Your task:
Wherever a line in the records below contains "Antonio", copy that line.

Listed entries:
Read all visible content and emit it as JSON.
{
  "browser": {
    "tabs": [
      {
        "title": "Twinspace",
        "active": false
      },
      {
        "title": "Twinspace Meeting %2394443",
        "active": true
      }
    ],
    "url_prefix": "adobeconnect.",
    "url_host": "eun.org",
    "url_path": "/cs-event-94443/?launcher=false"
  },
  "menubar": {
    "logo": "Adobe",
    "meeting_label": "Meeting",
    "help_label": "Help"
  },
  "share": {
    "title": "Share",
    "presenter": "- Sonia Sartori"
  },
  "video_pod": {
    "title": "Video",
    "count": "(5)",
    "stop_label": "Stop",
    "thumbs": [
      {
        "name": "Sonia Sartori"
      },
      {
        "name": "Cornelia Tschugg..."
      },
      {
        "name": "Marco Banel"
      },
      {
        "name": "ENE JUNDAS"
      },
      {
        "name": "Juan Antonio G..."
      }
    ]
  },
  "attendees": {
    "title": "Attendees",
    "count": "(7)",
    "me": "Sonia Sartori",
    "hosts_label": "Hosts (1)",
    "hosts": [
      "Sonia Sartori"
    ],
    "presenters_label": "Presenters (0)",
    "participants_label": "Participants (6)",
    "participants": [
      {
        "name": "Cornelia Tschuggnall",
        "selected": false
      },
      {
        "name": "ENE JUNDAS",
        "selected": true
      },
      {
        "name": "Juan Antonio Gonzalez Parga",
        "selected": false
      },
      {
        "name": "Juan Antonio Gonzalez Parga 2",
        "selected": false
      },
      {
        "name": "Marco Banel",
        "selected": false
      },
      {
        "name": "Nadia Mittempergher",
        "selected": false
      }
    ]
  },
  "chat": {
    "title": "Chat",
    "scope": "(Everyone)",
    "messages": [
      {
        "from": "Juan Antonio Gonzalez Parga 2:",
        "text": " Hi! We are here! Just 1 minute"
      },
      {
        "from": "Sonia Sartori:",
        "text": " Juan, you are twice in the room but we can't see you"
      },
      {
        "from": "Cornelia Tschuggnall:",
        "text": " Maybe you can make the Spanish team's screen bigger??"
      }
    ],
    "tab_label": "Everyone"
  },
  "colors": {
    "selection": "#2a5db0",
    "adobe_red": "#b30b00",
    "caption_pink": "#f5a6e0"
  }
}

Response area:
        "name": "Juan Antonio G..."
        "name": "Juan Antonio Gonzalez Parga",
        "name": "Juan Antonio Gonzalez Parga 2",
        "from": "Juan Antonio Gonzalez Parga 2:",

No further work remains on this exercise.